▶ WHAT TO WORK ON
Locate every line below that contains the word "Exchanges" and copy it.

[Items listed in a dataset]

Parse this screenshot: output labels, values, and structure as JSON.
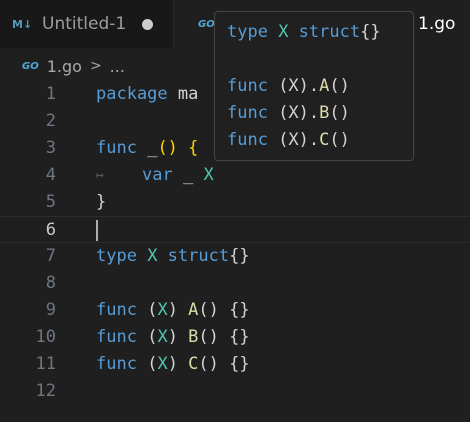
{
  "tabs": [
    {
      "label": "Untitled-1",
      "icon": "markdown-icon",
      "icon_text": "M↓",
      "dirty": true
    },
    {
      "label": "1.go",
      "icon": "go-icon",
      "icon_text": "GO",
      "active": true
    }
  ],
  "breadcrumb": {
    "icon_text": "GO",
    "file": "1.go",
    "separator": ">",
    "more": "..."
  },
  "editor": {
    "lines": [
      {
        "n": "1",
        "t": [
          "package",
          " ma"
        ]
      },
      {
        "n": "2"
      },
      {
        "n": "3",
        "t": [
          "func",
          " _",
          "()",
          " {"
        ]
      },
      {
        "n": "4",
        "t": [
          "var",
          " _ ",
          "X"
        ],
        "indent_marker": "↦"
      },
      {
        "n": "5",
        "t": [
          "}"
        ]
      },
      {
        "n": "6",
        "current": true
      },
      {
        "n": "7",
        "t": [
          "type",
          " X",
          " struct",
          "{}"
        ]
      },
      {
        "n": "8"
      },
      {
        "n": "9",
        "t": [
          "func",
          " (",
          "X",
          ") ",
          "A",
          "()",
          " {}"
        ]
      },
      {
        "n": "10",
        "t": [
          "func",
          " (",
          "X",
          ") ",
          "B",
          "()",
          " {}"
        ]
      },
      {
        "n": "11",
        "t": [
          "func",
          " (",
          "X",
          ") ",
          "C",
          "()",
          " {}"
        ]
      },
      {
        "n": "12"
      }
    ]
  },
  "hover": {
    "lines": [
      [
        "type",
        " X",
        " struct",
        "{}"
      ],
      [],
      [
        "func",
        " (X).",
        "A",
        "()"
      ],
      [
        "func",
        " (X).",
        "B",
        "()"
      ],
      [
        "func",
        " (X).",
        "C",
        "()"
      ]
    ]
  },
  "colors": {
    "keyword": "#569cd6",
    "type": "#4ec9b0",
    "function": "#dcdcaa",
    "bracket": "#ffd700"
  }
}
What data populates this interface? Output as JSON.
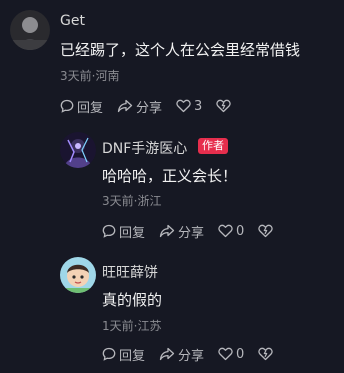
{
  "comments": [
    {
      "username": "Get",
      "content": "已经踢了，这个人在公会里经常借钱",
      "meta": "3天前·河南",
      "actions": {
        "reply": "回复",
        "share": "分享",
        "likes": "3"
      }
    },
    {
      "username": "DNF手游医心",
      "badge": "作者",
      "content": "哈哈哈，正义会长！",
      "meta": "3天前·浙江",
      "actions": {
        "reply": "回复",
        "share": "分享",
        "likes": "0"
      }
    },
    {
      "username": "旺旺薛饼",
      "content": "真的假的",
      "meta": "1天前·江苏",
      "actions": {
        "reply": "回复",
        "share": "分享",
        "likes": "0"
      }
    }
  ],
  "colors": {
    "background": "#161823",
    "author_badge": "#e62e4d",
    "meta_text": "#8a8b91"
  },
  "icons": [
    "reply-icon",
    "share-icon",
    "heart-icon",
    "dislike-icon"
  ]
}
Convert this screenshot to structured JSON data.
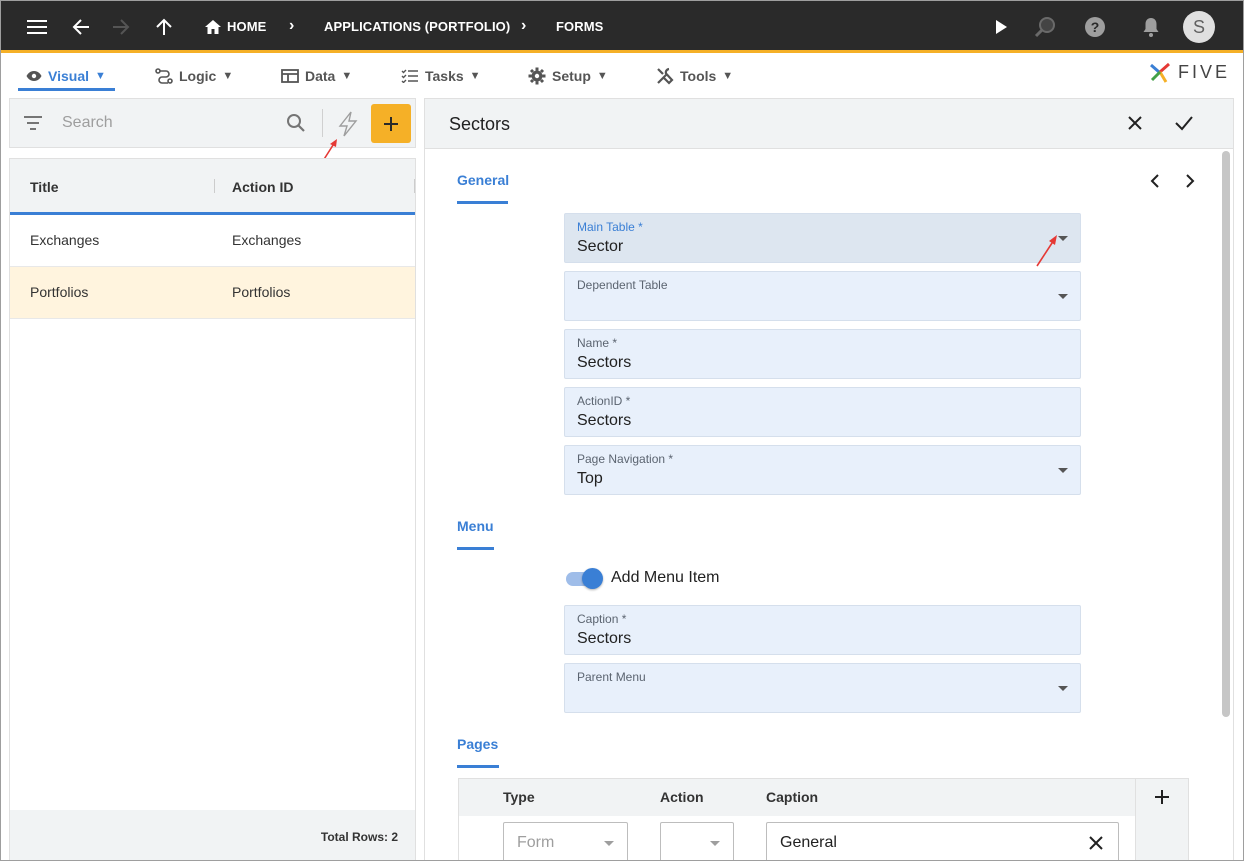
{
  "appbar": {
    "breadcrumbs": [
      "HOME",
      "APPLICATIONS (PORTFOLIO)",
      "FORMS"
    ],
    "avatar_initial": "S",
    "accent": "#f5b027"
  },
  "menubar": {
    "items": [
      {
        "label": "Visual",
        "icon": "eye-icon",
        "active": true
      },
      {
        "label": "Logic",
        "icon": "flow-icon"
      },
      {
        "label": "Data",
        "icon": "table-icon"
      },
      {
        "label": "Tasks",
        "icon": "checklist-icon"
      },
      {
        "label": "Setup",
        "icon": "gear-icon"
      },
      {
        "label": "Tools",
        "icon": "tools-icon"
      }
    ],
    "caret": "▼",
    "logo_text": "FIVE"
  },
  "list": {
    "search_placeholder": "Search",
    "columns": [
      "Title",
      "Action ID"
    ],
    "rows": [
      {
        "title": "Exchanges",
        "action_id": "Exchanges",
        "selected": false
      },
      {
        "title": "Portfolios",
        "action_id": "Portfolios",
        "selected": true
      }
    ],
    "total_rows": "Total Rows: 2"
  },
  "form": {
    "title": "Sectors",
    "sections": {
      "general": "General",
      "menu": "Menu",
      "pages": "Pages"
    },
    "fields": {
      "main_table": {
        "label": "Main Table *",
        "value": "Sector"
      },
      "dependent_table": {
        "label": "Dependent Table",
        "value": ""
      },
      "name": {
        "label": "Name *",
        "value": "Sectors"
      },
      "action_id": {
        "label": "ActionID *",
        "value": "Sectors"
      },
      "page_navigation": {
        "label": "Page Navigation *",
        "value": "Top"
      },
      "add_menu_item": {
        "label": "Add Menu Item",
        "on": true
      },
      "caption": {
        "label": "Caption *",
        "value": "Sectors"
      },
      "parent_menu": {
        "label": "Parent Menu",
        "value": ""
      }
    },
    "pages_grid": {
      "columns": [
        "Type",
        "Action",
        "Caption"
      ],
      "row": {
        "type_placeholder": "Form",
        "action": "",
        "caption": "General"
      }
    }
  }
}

▶ RESULT OF THE EXERCISE
        "title": "Exchanges",
        "action_id": "Exchanges",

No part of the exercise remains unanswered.